3,625 reputation
1240
bio website migdal.wikidot.com
location Warsaw, Poland
age 29
visits member for 4 years, 5 months
seen Mar 22 at 19:34

Data science freelancer (data analysis and data visualization, Python and D3.js mostly), with PhD in quantum physics (from ICFO, Castelldefels near Barcelona).

Interested in complex networks, data-driven science and mathematical modeling in psychology. Dedicated to education of gifted schoolchildren (as both tutor and organizer) and some . In free time enjoys photography and hiking.


Dec
23
awarded  Enlightened
Dec
23
awarded  Nice Answer
Dec
16
awarded  Popular Question
Dec
12
revised Optics - Faraday Rotator using waveplates
deleted 34 characters in body
Dec
10
comment Light Polarizer and the Second Law of Thermodynamics
See this: en.wikipedia.org/wiki/…
Dec
4
revised Total internal reflection for perpendicular incidence
added 46 characters in body
Dec
4
comment Total internal reflection for perpendicular incidence
The point is in absorption per propagation.
Dec
4
comment Total internal reflection for perpendicular incidence
Metals - I was thinking about them, but AFAIK they have high absorption, which also gives raise to high reflection (though, through a different mechanism). Or am I wrong?
Dec
4
awarded  Excavator
Dec
4
revised Total internal reflection for perpendicular incidence
added 113 characters in body
Dec
4
comment Total internal reflection for perpendicular incidence
@Ruslan Theoretic calculations based on interference of wave scattered from each atom layer. It results in both refraction and reflection from boundaries. For very strong coupling, and a certain phase of reflection, there is evanescence. Periodicity - you are right. By "uniform" I mean spatial period much, much smaller than (vacuum) wavelength.
Dec
4
revised Interpretation of Dirac equation states
added missing imaginary unit (oscillations, not - decay)
Dec
4
comment Total internal reflection for perpendicular incidence
@tom Because it misses evanescent depth (which, in my model, can be arbitrary). And for $n\to\infty$ you get 100% reflected, but no evanescent field at all.
Dec
4
comment Total internal reflection for perpendicular incidence
@Sushant23 Did you read the last line?
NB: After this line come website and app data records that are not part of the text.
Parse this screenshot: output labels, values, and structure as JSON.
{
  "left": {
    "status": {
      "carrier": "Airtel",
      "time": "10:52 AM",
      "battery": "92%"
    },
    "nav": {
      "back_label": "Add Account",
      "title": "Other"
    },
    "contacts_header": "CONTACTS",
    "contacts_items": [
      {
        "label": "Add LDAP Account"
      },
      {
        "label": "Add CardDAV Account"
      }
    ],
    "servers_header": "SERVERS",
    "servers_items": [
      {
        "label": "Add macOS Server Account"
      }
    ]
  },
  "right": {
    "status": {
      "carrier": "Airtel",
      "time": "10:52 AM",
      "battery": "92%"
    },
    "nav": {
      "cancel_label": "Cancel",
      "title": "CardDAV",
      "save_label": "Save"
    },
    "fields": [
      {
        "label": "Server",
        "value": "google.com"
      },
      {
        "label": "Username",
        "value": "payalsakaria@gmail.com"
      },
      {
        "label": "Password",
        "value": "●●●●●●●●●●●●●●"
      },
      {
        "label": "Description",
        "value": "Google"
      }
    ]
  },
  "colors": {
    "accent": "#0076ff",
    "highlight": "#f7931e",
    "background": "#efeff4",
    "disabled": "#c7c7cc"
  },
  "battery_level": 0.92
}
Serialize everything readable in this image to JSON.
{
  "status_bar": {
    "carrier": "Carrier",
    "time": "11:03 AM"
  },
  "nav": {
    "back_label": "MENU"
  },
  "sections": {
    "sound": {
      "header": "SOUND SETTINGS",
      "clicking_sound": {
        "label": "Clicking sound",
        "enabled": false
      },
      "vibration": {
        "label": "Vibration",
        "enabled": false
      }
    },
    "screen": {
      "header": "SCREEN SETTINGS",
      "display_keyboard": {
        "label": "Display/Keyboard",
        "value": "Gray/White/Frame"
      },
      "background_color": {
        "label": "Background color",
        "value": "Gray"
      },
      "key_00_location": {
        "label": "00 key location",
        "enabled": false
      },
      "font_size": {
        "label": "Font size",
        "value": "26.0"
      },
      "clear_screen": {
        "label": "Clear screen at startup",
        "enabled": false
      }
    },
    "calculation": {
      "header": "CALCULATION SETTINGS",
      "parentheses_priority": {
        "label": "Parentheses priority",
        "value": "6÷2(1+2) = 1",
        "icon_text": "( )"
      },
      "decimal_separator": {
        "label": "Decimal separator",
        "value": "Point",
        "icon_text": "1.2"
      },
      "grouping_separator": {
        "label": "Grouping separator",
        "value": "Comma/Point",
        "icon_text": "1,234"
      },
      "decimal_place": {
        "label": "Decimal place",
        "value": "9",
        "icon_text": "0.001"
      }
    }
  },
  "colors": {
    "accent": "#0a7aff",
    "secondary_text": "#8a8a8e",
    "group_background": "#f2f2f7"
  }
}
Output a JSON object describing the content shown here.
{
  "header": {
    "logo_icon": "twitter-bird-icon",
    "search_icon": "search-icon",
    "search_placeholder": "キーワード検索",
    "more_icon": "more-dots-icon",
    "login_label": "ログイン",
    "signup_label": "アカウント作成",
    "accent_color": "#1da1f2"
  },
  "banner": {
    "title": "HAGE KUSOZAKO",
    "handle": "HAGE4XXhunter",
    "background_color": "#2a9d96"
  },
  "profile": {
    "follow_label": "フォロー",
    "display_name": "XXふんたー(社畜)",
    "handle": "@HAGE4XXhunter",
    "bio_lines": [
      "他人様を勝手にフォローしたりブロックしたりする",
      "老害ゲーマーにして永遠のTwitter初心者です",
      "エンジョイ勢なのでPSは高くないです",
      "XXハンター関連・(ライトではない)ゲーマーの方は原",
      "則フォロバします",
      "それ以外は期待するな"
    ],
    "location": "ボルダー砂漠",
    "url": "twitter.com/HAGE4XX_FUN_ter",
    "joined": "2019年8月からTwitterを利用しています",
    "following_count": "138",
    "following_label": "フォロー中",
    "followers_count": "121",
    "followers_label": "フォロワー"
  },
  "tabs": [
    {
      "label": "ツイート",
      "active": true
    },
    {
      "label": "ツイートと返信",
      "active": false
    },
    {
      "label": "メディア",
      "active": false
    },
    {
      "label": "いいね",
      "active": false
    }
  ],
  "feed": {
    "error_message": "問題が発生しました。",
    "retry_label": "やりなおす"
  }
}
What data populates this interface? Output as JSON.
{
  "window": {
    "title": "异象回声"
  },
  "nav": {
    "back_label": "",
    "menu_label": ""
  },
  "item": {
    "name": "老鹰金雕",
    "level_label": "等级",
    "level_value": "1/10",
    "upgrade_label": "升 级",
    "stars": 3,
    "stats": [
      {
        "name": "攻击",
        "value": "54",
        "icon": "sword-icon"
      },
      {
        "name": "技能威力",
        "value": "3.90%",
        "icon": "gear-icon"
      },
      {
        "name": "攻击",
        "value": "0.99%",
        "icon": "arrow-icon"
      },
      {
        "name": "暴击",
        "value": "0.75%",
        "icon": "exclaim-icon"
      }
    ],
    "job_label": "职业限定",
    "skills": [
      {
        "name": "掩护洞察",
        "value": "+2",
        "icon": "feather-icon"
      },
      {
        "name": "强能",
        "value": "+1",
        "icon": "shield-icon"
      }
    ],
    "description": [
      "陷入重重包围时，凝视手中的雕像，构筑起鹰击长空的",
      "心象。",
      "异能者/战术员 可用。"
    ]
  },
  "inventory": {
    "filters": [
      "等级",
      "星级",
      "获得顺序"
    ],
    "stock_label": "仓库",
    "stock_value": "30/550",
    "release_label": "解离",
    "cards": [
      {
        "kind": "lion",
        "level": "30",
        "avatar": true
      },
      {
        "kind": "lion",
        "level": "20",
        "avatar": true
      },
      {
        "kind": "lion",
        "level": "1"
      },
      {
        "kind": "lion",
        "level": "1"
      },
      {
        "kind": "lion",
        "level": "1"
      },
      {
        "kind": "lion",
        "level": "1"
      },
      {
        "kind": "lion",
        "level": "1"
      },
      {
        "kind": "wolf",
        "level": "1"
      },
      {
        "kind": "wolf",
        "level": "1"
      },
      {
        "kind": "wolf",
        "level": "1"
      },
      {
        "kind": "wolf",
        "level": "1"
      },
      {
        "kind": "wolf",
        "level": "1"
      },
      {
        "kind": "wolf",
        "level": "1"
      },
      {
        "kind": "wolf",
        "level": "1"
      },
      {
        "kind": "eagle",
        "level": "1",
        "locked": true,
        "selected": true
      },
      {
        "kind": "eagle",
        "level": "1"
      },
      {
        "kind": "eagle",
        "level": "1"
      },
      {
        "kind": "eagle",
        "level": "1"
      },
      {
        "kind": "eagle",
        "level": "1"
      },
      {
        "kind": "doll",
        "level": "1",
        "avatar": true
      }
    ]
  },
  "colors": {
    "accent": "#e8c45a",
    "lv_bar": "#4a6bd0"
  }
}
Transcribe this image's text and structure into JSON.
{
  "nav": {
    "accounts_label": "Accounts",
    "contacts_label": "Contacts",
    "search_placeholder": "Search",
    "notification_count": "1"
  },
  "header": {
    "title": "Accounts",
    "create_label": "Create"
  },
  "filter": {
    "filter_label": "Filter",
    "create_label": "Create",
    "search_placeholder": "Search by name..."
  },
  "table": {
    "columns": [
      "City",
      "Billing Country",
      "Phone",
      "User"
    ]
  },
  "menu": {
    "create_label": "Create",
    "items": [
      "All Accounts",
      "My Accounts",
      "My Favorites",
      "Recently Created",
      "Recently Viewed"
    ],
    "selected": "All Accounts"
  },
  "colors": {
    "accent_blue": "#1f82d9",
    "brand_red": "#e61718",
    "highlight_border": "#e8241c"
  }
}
I am not a high-school student, I am a PhD.
Dec
4
asked Total internal reflection for perpendicular incidence
Nov
9
awarded  Yearling
Oct
28
comment Why does the BB84 paper “Quantum cryptography: Public key distribution and coin tossing” have a 'withdrawn' status?
@PeterShor I saw a few times an article being republished (I have no idea about its practical or legal side; especially I don't track which small journal/conference is owned by another). For an example, see this reprint of the original Shannon paper: dl.acm.org/citation.cfm?id=584093.
Oct
28
awarded  Nice Question
Oct
22
awarded  Nice Answer
Oct
3
awarded  Popular Question